Rafe Esquith’s “Teach Like Your Hair’s On Fire” reminds us of everything we learned as a student. As a student, when I felt safe and respected by the adults in charge, I was able to blossom as a student. It's not an activity itself that establishes trust, but rather the manner and authenticity in which it is done, that creates that environment. In his article “Build Trust, Banish Fear,” the author highlights for us what happens when we replace fear with trust in the classroom. Many teachers have tried to establish an element of fear so that students don’t “step out of line.” Like Esquith, many begin to realize that those quiet classrooms where students aim to please are not the most productive and innovative classrooms that we educators strive for. That environment created through drama activities pays off in all facets of the classroom. Broken trust is irreversible according to Esquith. Using the trust activity of catching your falling partner who is falling backwards, he asks us to imagine how we’d feel if we were not caught. However, many times it was done successfully, would not matter if on the following occasion, the person was not caught. The trust is gone.

This article looks at how the character of a teacher plays a central role in trying to establish trust with students.
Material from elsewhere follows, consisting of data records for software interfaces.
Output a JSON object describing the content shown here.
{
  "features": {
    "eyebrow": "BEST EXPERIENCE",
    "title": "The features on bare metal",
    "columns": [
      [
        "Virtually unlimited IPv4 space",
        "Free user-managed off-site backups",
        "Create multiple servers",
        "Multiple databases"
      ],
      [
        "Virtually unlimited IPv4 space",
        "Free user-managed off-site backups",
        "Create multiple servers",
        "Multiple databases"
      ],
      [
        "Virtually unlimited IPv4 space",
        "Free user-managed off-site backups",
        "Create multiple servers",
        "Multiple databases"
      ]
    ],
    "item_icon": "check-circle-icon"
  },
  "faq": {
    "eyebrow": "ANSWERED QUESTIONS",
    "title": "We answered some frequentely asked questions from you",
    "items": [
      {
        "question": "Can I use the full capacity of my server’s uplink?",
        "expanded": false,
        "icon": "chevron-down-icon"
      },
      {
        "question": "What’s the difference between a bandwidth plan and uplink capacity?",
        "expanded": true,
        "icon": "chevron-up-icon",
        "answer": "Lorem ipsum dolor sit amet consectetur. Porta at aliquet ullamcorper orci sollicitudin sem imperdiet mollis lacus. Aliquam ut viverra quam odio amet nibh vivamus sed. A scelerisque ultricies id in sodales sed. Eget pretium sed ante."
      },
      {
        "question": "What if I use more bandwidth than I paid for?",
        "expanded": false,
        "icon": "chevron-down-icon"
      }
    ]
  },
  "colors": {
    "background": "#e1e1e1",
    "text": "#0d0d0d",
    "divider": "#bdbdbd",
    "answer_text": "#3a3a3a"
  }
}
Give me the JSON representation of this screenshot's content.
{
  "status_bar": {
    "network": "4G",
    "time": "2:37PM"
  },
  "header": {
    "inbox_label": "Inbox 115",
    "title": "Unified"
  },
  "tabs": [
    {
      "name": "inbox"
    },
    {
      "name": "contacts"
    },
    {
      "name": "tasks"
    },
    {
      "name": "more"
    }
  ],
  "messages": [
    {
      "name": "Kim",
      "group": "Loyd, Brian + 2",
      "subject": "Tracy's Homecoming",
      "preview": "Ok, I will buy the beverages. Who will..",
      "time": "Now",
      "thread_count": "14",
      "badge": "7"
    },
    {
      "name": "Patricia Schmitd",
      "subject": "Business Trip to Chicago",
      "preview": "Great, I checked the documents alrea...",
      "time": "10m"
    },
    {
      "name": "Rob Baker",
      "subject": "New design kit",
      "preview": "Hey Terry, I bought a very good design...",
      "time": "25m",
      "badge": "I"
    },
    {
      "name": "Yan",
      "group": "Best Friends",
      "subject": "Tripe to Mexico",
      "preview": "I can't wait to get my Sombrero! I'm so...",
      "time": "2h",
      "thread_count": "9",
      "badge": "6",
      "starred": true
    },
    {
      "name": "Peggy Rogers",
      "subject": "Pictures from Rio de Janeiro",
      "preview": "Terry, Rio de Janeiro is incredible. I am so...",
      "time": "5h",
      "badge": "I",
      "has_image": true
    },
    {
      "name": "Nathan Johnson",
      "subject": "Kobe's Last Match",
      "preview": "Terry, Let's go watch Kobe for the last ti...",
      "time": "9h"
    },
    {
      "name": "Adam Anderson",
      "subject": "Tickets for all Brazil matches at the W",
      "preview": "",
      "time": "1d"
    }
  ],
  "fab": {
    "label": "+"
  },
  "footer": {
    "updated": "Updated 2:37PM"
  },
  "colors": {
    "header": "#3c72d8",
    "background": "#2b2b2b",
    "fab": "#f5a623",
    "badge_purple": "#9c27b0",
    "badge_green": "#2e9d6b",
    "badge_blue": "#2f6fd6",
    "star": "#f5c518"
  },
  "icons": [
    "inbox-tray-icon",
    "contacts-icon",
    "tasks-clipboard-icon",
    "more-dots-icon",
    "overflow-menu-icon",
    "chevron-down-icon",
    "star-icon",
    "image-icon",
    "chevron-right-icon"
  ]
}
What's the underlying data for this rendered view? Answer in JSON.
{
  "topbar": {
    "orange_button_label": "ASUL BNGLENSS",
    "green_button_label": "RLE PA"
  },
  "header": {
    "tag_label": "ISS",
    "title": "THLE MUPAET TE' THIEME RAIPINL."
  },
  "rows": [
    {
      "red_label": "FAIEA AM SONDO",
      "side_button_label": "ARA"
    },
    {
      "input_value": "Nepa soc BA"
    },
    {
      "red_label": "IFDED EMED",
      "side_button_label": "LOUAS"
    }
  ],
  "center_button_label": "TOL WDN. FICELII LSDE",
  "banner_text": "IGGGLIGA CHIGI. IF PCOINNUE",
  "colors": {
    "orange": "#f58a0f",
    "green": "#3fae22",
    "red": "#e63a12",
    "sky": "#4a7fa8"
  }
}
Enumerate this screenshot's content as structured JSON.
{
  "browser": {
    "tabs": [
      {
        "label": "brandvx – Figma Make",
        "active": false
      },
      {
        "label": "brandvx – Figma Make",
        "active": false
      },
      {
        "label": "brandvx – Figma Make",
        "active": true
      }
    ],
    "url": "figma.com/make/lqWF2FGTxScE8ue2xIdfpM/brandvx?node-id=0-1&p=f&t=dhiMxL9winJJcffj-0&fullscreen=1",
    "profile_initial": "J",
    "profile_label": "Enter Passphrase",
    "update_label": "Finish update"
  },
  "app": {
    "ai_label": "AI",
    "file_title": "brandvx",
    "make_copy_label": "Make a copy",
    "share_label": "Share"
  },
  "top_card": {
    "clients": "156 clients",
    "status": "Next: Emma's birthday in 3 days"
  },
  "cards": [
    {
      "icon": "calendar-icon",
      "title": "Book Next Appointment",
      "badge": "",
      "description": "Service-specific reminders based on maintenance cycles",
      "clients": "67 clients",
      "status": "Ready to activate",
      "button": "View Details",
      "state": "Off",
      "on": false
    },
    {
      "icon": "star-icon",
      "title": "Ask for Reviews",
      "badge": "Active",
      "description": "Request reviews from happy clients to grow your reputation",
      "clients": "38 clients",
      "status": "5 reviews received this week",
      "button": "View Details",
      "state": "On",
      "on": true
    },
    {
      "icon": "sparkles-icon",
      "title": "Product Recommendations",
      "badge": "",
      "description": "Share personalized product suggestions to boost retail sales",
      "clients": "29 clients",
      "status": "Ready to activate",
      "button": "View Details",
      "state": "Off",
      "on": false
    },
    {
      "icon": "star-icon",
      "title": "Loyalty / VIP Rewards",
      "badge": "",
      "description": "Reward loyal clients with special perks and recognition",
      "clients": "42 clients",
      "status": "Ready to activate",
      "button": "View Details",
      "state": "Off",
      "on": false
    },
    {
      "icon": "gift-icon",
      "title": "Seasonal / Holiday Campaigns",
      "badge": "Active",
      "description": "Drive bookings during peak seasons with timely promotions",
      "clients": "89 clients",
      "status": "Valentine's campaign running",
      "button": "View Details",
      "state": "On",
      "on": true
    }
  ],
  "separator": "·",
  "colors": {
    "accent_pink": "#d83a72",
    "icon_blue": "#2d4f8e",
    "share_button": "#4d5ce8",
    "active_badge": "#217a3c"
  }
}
We may have all of the games and strategies at our finger tips, but if we don't "walk the talk", then all of that work is useless. The author goes on to explain the four elements of trust: honesty, fairness, consistency and humour. These elements need to be present to create strong relationships and community.

The importance of setting up an inclusive and safe community in your classroom that focuses on trust is integral. The focus in this article is social studies, however, the points raised and shared are transferable to any context. The author shares 19 strategies to think about and include with our students. Without a safe, caring and trusting environment, our lessons and curriculum cannot thrive. When we build trust, we are building community. When a strong sense of community is felt, by all members, than students (and teachers) feel they can take risks and positively grow. Sanchez describes how we, as teachers, need to share and be vulnerable as well. We need to look at developing "authentic, engaging and pertinent lessons" and relating topics to communities outside of the classroom, locally and globally. It also connects well to Growing Success and the work around formative assessment. A trusting community provides feedback and sharing student work on the walls. It represents those within and connects to those on the outside.